Published 1 June 2016
ISBN ePUB: 9781925384932
Categories: Modern contemporary fiction, historical fiction
Hebe de Souza spent her glorious formative years in her beloved hometown of Kanpur, North India. Her first novel, Black British, is based on her experiences growing up in an affluent Goan family in post-Independence India, a nation recently emerged from the shadows of the British Empire. She currently lives with her husband in Tweed Valley where the magpies sing them awake every morning.
A sharply funny yet poignant story about a courageous girl growing up in 1960s North India, from an exciting new voice in Australian fiction.
In the turbulent years that follow the British Empire’s collapse in India, rebellious and inquisitive Lucy de Souza is born into an affluent Indian family that once prospered under the Raj. Known as Black British because of their English language and customs, when the British deserted India Lucy’s family was left behind, strangers in their own land.

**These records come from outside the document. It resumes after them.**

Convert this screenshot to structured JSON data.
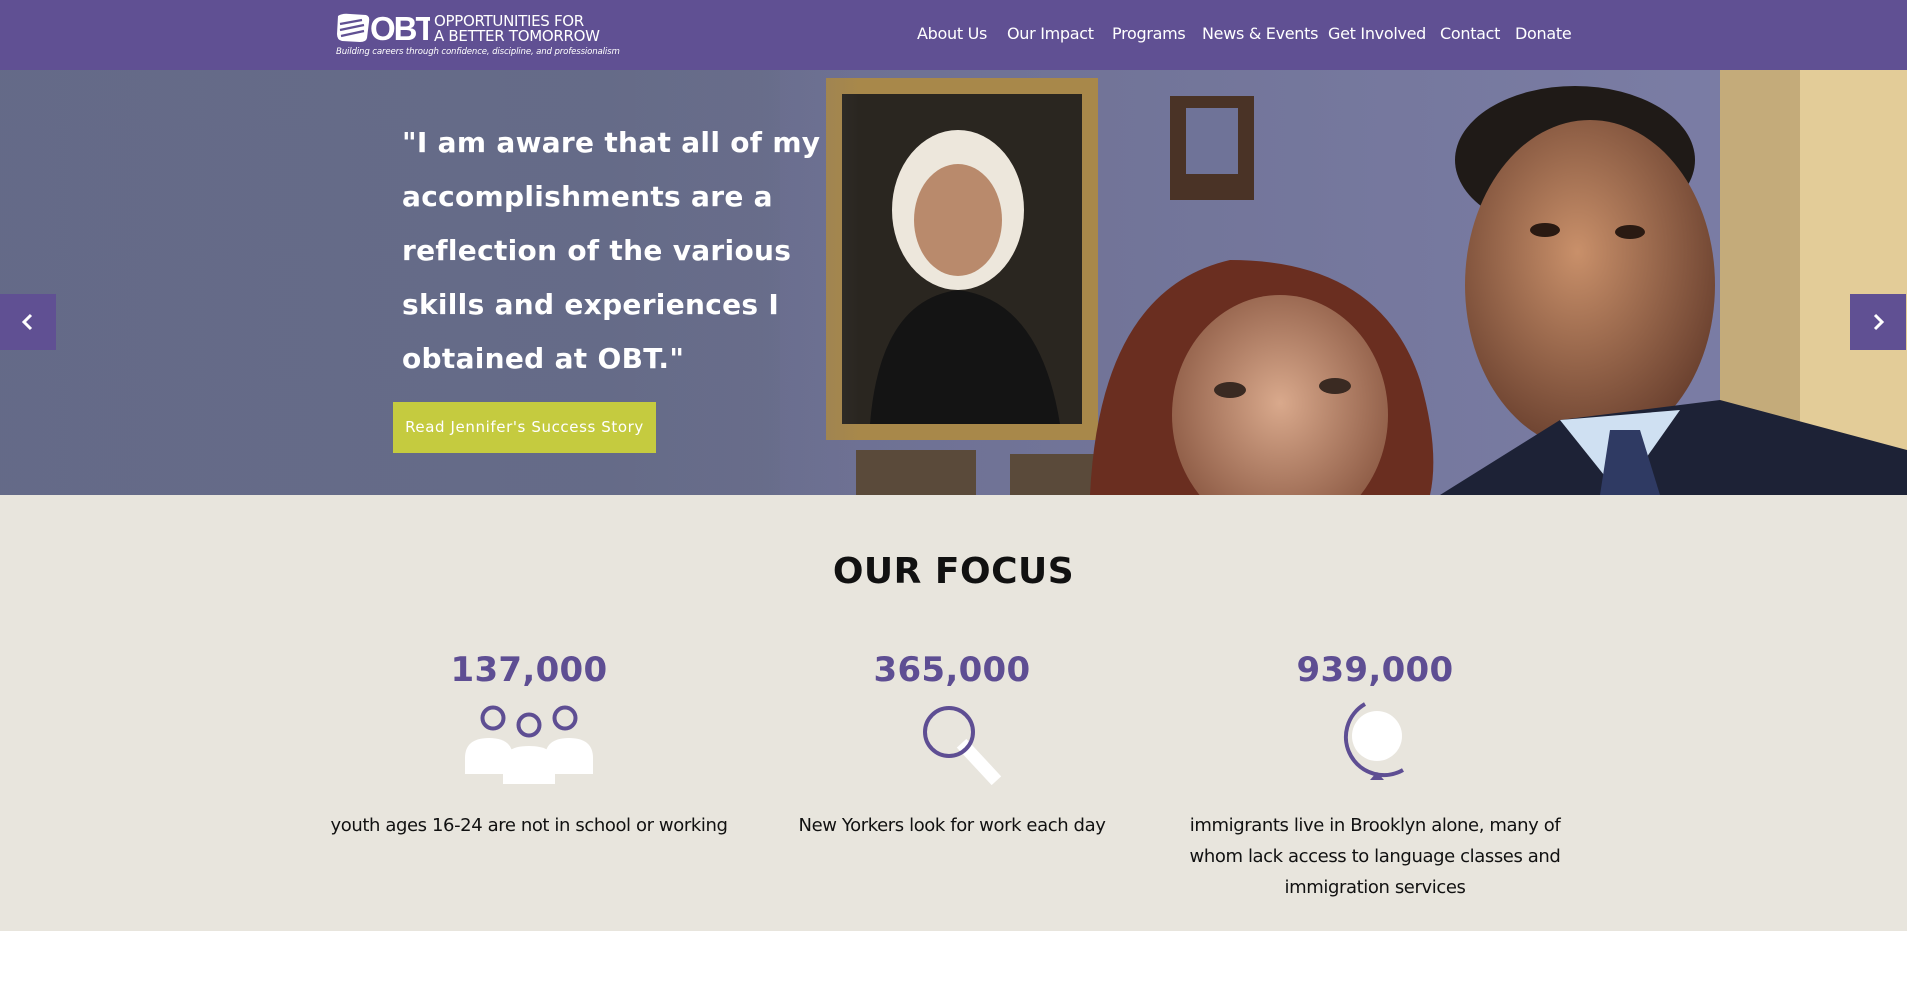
{
  "header": {
    "logo_mark": "OBT",
    "logo_line1": "OPPORTUNITIES FOR",
    "logo_line2": "A BETTER TOMORROW",
    "tagline": "Building careers through confidence, discipline, and professionalism",
    "background_color": "#605093"
  },
  "nav": {
    "items": [
      {
        "label": "About Us"
      },
      {
        "label": "Our Impact"
      },
      {
        "label": "Programs"
      },
      {
        "label": "News & Events"
      },
      {
        "label": "Get Involved"
      },
      {
        "label": "Contact"
      },
      {
        "label": "Donate"
      }
    ]
  },
  "hero": {
    "quote": "\"I am aware that all of my accomplishments are a reflection of the various skills and experiences I obtained at OBT.\"",
    "cta_label": "Read Jennifer's Success Story",
    "cta_color": "#c5cb3f",
    "prev_icon": "chevron-left-icon",
    "next_icon": "chevron-right-icon"
  },
  "focus": {
    "title": "OUR FOCUS",
    "accent_color": "#5e4e93",
    "stats": [
      {
        "number": "137,000",
        "icon": "people-group-icon",
        "text": "youth ages 16-24 are not in school or working"
      },
      {
        "number": "365,000",
        "icon": "magnifier-icon",
        "text": "New Yorkers look for work each day"
      },
      {
        "number": "939,000",
        "icon": "globe-icon",
        "text": "immigrants live in Brooklyn alone, many of whom lack access to language classes and immigration services"
      }
    ]
  }
}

Now living isolated from the hostile locals who see her family as remnants of an oppressive regime, a young Lucy grows up in the confines of their grand yet ramshackle home located in the dry, dispirited plains of Kanpur. But when it is time to start her education, Lucy finds herself angry and alone, struggling to find her place in this gentle country ravaged by poverty and hardship, surrounded by girls who look like her but don’t speak her language.
Encouraged by her strong-minded mother and two older sisters, as she matures the ever-feisty Lucy begins to question the injustices around her, before facing a decision that will change the course of her life forever.
A richly visceral and stunning debut, based on the author’s own childhood, Black British is an unflinching and beautiful narrative about feminism, family and the search for identity.
PRAISE FOR BLACK BRITISH
'4 stars. A poignant, richly detailed account of one family's experiences living in 1960s India.' Books+Publishing
'Colourful and evocative' Sydney Morning Herald
'Beautifully written' The Advertiser
'Capturing the innocence of youth this novel has a charming authentic voice and I loved every word of it' Reading, Writing and Riesling
'A coming-of-age story that would leave you thinking about its themes of family and injustices long after you’ve read the last sentence' Planet Books
'This is a strong debut from de Souza and I would be interested in seeing what she comes up with next' The Bookshelf Gargoyle
'With the obvious insight of someone who has 'been there, done that', Black British tells the story of this period of India's history from a vastly different perspective' The Senior
'Hebe de Souza writes very beautifully, in an almost sing-song way, and the whole book is extraordinarily detailed and descriptive' Duffy the Writer